Well-Acted House Plays Things Safe
Matt Westin (Ryan Reynolds) is bored. A low-level CIA agent tasked with supervising a Safe House in Cape Town, South Africa, he’s spent the last 12 months twiddling his thumbs hoping for something interesting to do. This isn’t a job, nor is it an adventure, it is instead a tedious mind-numbing chore he’d like to be finished with, continually badgering his Washington, DC superior David Barlow (Brendan Gleeson) for a new assignment.
Matt should learn to be careful what he wishes for because when noted CIA traitor Tobin Frost (Denzel Washington) walks through his door he brings more forms of lethal trouble with him than anything the inexperienced agent ever could have thought possible. The Safe House under siege, the team assigned to transport and protect Frost dead, it is now up to Westin to make sure his charge remains alive no matter what obstacles are thrown his way.
Safe House is almost a good movie. While David Guggenheim’s intricate plot is hardly unfamiliar, while the twists occurring during its climax are exactly unforeseen, the narrative is still pleasingly intelligent making what happens more intriguing than it would have been otherwise. It’s a fun, free-wheeling international adventure filled with some solid moments and even better performances, the film’s 115-minute running time flying by in the proverbial instant.
So what’s the problem? Other than the aforementioned issues regarding the plot’s unoriginality, Swedish director Daniel Espinosa (Easy Money) directs things as if he’s on Paul Greengrass/Jason Bourne autopilot. The film is shot, scored and edited to look like The Bourne Ultimatum only without that film’s focused sense of purpose. At numerous points the picture becomes a cacophony of chaotic imagery that borders on nonsensical, and because of this I had trouble keeping track of what was happening far more of an annoying chore than it should have been.
There are some exceptions. There’s a great bit at a soccer stadium where Frost manufactures one of his magical escapes and Westin has to use every bit of his training to try and track him down before he disappears for good. It’s a mesmerizing sequence where everything works with a visual fluidity that’s breathlessly compelling, leading to a moment of choice for the increasingly frazzled neophyte CIA agent that’s as gut-wrenching as it is unavoidable.
I also liked the climactic bit at a secluded location in the middle of the South African desert. While what takes place isn’t exactly a surprise, the way Washington dominates this sequence is still stunning. He swaggers his way with a cocksure ferocity that made me smile, and while a character like Frost is hardly a stretch for the two-time Oscar winner that doesn’t make his performance any less superb.

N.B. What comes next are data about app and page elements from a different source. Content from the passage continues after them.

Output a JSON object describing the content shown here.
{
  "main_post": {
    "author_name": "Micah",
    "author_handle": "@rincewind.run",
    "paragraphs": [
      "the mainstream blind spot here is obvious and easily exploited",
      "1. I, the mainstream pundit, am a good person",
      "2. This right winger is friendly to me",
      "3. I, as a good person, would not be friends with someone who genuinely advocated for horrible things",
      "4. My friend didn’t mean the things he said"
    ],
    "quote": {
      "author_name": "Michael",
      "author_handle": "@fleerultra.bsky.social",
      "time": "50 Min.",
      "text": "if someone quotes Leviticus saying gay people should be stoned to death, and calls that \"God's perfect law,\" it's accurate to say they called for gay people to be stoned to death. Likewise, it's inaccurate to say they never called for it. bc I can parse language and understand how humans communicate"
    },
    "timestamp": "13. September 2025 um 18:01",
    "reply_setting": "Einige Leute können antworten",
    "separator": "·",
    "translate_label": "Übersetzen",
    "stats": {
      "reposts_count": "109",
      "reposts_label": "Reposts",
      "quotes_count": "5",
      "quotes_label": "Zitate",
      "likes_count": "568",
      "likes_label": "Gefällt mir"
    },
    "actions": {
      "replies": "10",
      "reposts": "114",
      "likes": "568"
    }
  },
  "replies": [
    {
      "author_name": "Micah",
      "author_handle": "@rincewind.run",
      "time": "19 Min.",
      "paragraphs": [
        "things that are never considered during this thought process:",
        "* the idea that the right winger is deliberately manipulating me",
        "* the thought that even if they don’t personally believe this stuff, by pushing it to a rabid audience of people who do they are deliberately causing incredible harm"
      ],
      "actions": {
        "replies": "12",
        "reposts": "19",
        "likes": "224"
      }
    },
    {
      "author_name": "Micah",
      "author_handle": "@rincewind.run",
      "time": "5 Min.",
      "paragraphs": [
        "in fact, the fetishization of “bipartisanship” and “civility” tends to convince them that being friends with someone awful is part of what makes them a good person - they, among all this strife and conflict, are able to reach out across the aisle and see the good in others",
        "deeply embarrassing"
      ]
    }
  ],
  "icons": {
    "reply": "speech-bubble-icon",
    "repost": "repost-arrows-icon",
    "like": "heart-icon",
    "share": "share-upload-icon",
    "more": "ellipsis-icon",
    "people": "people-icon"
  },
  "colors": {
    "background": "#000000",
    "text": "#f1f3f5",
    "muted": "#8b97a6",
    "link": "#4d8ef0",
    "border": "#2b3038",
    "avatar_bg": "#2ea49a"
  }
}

The real surprise, however, is Reynolds. I’ve always liked the Green Lantern and The Proposal star, always felt there was something about him that kept me intrigued even if I felt he was rarely, if ever, stretching himself (Buried being a notable exception). Here, forced to portray a character as far removed as any he has ever inhabited before, stripped of his cocky sarcasm and virile machismo, he becomes an unsteady and untested intelligence operative forced to learn under the most extreme pressure. Reynolds gives himself over to Westin completely, digging deep in a manner he never has before, giving the film’s best performance in the process.
Sadly Safe House never does live up to either the performances of its stars or its most interesting and intense action sequences. Vera Farmiga is wasted in a throwaway role as a fellow CIA agent working in tandem with Barlow, her presence unfortunately doing nothing substantive or worthwhile. Rubén Blades, Sam Shepard, Robert Patrick and Liam Cunningham also pop in small, if moderately important, roles, yet none of them are given enough time to make a significant impact in regards to all of the cloak and dagger monkeyshines. While not a total loss, Espinosa’s Hollywood debut is still a disappointment, and while it will play just fine when it makes its inevitable appearance on Cable television, that’s not good enough to warrant the purchase of a matinée ticket to see this one in a theatre.
Film Rating: 2½ (out of 4)